NFTs are widely misinterpreted in the press, but they are easy to understand when not played up for laughs. NFTs represent a new form of collectible, like baseball cards.
Like a baseball card, nothing stops you from having your own picture of Honus Wagner. And, there is nothing intrinsically valuable about the Honus Wagner card. What matters is that only the physical owner of the card "owns" it, and that there are only a few copies. NFTs are like that, except instead of physical ownership, the ownership is cryptographically determined. Exactly how it happens doesn't matter. If you can understand baseball cards, you can understand NFTs. Baseball fans attach meaning to the copy and that's where the value comes from.
The first sets of baseball cards are far more valuable. NFTs are experiencing their extreme climb in value because some of these first iterations of NFTs are expected to be "Honus Wagners," and their collectors are already rich from crypto. So the prices are high and this is why the press is talking about them.

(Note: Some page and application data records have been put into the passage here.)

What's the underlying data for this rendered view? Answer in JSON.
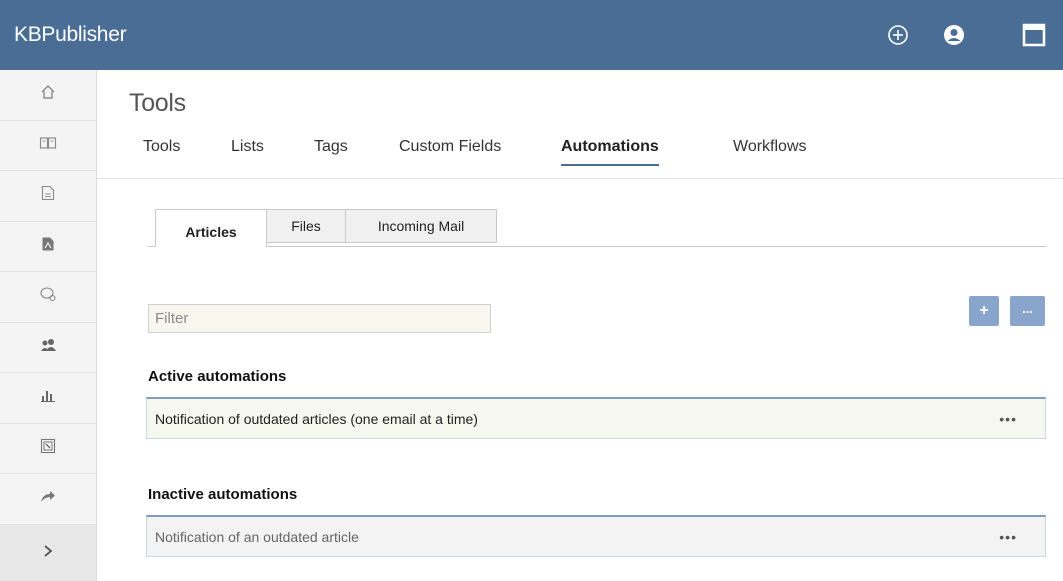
{
  "app": {
    "title": "KBPublisher"
  },
  "header_icons": [
    "add-circle-icon",
    "user-account-icon",
    "window-icon"
  ],
  "sidebar": {
    "items": [
      {
        "name": "home-icon"
      },
      {
        "name": "book-icon"
      },
      {
        "name": "document-icon"
      },
      {
        "name": "pdf-file-icon"
      },
      {
        "name": "comments-icon"
      },
      {
        "name": "users-icon"
      },
      {
        "name": "reports-chart-icon"
      },
      {
        "name": "import-export-icon"
      },
      {
        "name": "share-arrow-icon"
      }
    ],
    "expander": "›"
  },
  "page": {
    "title": "Tools"
  },
  "main_tabs": {
    "tools": "Tools",
    "lists": "Lists",
    "tags": "Tags",
    "custom_fields": "Custom Fields",
    "automations": "Automations",
    "workflows": "Workflows",
    "active": "Automations"
  },
  "sub_tabs": {
    "articles": "Articles",
    "files": "Files",
    "incoming_mail": "Incoming Mail",
    "active": "Articles"
  },
  "filter": {
    "placeholder": "Filter",
    "value": ""
  },
  "actions": {
    "add_label": "+",
    "more_label": "..."
  },
  "active_section": {
    "heading": "Active automations",
    "rows": [
      {
        "title": "Notification of outdated articles (one email at a time)",
        "menu": "•••"
      }
    ]
  },
  "inactive_section": {
    "heading": "Inactive automations",
    "rows": [
      {
        "title": "Notification of an outdated article",
        "menu": "•••"
      }
    ]
  },
  "colors": {
    "header_bg": "#4a6d96",
    "accent": "#4a6d96",
    "button_bg": "#8aa5cc"
  }
}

"Collectible" NFTs are merely the first instance of non-fungible tokens to gain real traction, similar to how the first use of programmable cryptocurrencies to gain traction was the recursive minting of other cryptocurrencies. Neither of these applications is especially complex, but they exploded because they gave an outlet to pent up demand. Down the road other applications will follow.